__YOUR INSTRUCTIONS__: Using the data below, return all lines in which "niet" appears.

-- THE DATA follows --

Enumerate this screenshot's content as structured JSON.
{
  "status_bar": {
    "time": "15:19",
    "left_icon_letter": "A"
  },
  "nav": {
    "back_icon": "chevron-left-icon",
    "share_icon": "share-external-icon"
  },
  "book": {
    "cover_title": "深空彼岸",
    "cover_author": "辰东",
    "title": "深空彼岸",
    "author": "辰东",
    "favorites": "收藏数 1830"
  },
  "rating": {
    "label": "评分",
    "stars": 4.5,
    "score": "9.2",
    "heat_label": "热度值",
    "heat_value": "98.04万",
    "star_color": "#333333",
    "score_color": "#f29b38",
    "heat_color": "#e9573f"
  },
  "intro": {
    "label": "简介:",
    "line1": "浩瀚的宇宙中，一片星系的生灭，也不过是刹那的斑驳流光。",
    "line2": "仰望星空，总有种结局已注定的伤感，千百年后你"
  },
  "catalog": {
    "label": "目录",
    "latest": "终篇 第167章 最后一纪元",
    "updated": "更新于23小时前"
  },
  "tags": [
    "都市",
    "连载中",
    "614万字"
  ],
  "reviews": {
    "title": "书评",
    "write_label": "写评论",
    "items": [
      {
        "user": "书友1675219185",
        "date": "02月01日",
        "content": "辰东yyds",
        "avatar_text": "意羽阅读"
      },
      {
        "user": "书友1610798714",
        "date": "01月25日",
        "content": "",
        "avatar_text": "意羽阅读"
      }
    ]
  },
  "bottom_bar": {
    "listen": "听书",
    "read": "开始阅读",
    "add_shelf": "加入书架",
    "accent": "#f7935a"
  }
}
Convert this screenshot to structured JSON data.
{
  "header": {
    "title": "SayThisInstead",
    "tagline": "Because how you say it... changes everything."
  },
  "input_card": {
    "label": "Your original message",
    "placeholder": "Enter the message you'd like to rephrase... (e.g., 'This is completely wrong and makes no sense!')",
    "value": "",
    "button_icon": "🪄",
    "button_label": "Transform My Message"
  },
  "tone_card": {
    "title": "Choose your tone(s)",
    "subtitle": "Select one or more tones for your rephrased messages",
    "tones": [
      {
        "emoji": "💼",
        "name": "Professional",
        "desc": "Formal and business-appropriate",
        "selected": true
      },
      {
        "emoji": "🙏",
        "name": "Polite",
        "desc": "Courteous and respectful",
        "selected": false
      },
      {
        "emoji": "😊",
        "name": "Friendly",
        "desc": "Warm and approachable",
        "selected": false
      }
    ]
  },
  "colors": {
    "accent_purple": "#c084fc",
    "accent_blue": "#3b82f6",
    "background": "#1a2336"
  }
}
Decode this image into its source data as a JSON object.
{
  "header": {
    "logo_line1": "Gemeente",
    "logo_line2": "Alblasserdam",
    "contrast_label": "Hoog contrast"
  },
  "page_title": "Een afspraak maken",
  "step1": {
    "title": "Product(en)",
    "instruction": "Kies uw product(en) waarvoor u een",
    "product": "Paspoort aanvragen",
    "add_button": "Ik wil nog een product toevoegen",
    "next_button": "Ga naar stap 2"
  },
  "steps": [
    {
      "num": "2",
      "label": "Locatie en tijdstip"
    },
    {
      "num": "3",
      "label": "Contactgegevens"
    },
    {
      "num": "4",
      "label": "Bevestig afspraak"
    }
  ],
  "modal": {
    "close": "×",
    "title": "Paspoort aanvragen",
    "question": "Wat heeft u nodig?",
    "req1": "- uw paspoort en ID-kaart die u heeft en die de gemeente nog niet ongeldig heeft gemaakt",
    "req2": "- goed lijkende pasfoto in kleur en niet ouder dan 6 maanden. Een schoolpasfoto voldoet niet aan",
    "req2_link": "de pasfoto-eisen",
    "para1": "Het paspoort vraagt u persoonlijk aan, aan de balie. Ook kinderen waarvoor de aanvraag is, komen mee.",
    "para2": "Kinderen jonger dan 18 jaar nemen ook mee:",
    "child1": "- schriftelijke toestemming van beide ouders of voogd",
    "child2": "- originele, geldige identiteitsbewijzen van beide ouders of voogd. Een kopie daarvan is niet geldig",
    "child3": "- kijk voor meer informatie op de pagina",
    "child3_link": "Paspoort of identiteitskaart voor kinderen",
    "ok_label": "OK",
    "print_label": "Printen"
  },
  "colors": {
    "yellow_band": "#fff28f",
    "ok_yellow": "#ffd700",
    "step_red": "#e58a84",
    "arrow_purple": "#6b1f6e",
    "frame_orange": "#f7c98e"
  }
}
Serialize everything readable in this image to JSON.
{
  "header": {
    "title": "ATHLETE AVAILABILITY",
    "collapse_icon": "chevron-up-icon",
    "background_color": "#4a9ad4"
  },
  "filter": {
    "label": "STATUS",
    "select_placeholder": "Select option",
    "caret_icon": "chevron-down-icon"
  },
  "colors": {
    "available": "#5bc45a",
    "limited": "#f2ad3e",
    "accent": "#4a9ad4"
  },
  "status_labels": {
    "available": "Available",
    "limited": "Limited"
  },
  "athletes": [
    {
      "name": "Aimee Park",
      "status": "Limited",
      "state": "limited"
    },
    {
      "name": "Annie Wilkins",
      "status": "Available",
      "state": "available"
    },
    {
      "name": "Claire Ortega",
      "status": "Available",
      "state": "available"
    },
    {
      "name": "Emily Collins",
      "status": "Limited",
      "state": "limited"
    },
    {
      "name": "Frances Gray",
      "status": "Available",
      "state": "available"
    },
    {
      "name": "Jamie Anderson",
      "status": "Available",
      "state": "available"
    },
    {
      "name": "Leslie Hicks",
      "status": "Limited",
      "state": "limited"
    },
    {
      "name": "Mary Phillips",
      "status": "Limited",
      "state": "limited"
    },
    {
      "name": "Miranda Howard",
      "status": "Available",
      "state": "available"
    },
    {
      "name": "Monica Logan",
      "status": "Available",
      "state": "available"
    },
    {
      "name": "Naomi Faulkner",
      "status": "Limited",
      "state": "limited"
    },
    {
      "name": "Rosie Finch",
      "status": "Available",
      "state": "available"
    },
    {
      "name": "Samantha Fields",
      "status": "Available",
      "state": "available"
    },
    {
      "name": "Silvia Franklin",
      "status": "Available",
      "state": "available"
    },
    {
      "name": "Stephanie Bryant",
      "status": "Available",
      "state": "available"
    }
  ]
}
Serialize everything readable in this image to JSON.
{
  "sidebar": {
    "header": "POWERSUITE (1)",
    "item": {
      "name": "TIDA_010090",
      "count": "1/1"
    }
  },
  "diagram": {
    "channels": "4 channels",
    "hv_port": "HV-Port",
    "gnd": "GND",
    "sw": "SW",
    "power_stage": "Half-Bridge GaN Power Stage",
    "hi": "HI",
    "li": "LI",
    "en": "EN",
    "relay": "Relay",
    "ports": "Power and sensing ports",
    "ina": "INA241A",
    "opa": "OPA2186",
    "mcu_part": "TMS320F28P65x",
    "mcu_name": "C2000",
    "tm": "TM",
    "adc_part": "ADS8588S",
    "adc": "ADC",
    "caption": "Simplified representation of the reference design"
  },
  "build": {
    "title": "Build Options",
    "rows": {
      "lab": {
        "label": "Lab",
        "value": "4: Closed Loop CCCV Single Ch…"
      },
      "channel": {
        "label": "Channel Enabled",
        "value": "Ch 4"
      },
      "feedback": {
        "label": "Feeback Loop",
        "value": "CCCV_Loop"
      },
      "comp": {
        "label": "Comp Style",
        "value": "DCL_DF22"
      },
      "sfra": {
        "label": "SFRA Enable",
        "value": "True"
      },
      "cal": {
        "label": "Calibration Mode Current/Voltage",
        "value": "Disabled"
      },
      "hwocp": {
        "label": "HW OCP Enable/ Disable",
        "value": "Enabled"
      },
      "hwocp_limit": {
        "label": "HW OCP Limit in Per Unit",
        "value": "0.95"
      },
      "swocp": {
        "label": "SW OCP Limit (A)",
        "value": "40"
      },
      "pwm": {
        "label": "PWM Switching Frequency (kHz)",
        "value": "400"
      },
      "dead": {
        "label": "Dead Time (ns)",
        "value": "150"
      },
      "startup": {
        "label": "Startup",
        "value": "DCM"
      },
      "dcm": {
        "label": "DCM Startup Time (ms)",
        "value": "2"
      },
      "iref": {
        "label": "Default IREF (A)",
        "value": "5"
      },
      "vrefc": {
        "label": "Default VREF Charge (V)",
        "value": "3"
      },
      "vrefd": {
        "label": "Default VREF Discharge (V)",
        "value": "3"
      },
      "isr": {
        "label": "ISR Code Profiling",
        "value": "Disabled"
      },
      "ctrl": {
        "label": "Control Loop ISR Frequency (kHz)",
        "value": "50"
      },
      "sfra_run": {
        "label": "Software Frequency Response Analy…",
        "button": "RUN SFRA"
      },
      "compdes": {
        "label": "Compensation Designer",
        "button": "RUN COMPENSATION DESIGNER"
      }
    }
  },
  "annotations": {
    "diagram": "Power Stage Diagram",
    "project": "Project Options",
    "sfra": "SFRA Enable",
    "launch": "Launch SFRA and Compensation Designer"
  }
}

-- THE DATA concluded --

__REPLY TO THE TASK__:
    "req1": "- uw paspoort en ID-kaart die u heeft en die de gemeente nog niet ongeldig heeft gemaakt",
    "req2": "- goed lijkende pasfoto in kleur en niet ouder dan 6 maanden. Een schoolpasfoto voldoet niet aan",
    "child2": "- originele, geldige identiteitsbewijzen van beide ouders of voogd. Een kopie daarvan is niet geldig",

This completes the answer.